For many people, learning to drive is a long term strategy. Weekly lessons, perhaps two per week initially, to build up a thorough understanding of how to drive, not to mention the time it takes to learn the material needed to pass the theory test. For some people this is not the most practical method. According to Department of Transport figures, it takes the average learner, taking lessons once a week, an average of fourteen months to get to the point where they can take a test. If you have never driven a car before it can be quite difficult familiarising yourself with car controls, and then you have to wait another week before you can go through the process again. Without practice in between, this can be quite a daunting process. there may be occasions where you need to pass much more quickly.
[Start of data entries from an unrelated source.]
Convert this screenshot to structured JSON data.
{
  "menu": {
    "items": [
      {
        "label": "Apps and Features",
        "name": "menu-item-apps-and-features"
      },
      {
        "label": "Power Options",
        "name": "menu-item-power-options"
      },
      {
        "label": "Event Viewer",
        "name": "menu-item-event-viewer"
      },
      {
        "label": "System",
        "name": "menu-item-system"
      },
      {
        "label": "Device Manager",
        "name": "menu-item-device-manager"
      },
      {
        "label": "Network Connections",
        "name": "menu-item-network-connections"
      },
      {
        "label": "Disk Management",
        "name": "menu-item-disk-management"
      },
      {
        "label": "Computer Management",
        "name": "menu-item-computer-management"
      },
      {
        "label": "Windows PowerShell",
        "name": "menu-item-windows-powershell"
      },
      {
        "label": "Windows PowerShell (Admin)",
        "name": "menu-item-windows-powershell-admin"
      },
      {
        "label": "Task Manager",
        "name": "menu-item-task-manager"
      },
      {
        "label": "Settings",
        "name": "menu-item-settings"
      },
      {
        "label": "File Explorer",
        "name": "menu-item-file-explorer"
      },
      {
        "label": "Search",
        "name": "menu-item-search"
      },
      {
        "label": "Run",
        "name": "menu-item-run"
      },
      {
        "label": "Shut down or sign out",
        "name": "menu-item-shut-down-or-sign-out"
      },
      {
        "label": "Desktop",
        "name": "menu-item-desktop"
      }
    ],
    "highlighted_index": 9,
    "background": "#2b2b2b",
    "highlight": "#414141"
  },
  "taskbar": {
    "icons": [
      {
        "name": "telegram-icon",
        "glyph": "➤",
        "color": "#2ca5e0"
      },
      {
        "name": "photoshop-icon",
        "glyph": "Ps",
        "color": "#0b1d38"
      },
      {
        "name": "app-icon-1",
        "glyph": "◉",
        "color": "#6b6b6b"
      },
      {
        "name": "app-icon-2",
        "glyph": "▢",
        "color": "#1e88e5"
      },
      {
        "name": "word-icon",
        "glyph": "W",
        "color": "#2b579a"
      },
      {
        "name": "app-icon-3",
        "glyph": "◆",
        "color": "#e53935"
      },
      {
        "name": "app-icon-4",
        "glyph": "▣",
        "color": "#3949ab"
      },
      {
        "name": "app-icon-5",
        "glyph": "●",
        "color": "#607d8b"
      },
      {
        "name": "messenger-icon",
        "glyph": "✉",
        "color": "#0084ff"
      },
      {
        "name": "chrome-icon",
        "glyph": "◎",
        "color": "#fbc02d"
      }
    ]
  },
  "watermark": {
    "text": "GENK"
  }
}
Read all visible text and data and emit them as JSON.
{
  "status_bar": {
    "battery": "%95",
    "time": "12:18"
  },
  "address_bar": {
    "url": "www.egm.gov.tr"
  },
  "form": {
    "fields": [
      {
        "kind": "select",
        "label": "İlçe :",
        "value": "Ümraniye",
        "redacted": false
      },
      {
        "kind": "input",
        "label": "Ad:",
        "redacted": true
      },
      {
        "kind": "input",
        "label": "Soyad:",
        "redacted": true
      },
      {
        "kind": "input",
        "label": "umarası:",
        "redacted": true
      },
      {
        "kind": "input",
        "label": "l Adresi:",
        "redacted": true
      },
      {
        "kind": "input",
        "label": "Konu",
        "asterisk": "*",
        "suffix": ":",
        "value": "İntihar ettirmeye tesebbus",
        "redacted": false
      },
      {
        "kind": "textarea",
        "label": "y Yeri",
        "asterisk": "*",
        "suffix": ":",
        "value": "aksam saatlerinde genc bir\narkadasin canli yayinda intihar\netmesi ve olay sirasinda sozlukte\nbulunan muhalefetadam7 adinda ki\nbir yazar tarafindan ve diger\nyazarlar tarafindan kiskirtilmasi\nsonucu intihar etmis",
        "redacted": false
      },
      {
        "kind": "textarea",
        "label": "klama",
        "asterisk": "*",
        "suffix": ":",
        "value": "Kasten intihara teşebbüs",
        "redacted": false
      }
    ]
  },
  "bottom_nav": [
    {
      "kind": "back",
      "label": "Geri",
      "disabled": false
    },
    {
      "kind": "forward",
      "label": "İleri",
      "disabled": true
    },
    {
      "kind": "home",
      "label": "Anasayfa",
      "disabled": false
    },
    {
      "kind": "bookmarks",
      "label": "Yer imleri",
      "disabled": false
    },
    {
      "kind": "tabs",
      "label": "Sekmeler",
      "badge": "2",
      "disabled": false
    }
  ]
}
Perhaps that job comes up you always wanted, which may require you to have a driving licence. Or, you may have some time booked of that you can use to maximum effect to get as much learned as possible. There is also the possibility that learning on a weekly basis is just not the best way for you to learn, personally.
One option is to get the whole learning to drive experience out of the way in an intensive residential driving course. These courses offer you the chance to learn the complete theory and practical course within the space of a week. This culminates in a taking a test at the end of the weeks training. If you have already passed part of the course, you can tailor the course to suit your requirements. Pas rates for residential courses are int he region of 70%, as opposed to 43% for all types of driver training Obviously, this does mean that you pay for the course of lessons in a shorter space of time also, so bear in mind that there may be a substantial pay out involved, but this also needs to be seen within the context of how much you would actually pay out within the space of a fourteen month period for individual lessons.
Residential courses also different methods of learning. Some courses offer training methods used by the police and armed forces. They use both one to one and shared learning. The theory is that using smaller thirty or sixty minutes with rests in between allow the learner to absorb material more quickly. Also, watching other people in the group is often a quicker method of learning than being taught individually. The added advantage of an intense training course is that you can reinforce you learning much more quickly by repeating the learning much sooner with practical training. Waiting a week to try out the skills you learnt the previous week, also often involves re learning your previous weeks training. Prices for residential courses can vary depending on what your needs are. Courses can vary between two and seven days. It will usually include training on motorway driving. One to one training as supposed to shared training can increase the price. A full seven day course of one to one training can cost in the region of £1100 – £1200, whilst you can pay approximately £750 for shared training. You can reduce the cost of the intense training if you do not require accommodation. It is worth bearing in mind that the test fee may not be included in the price.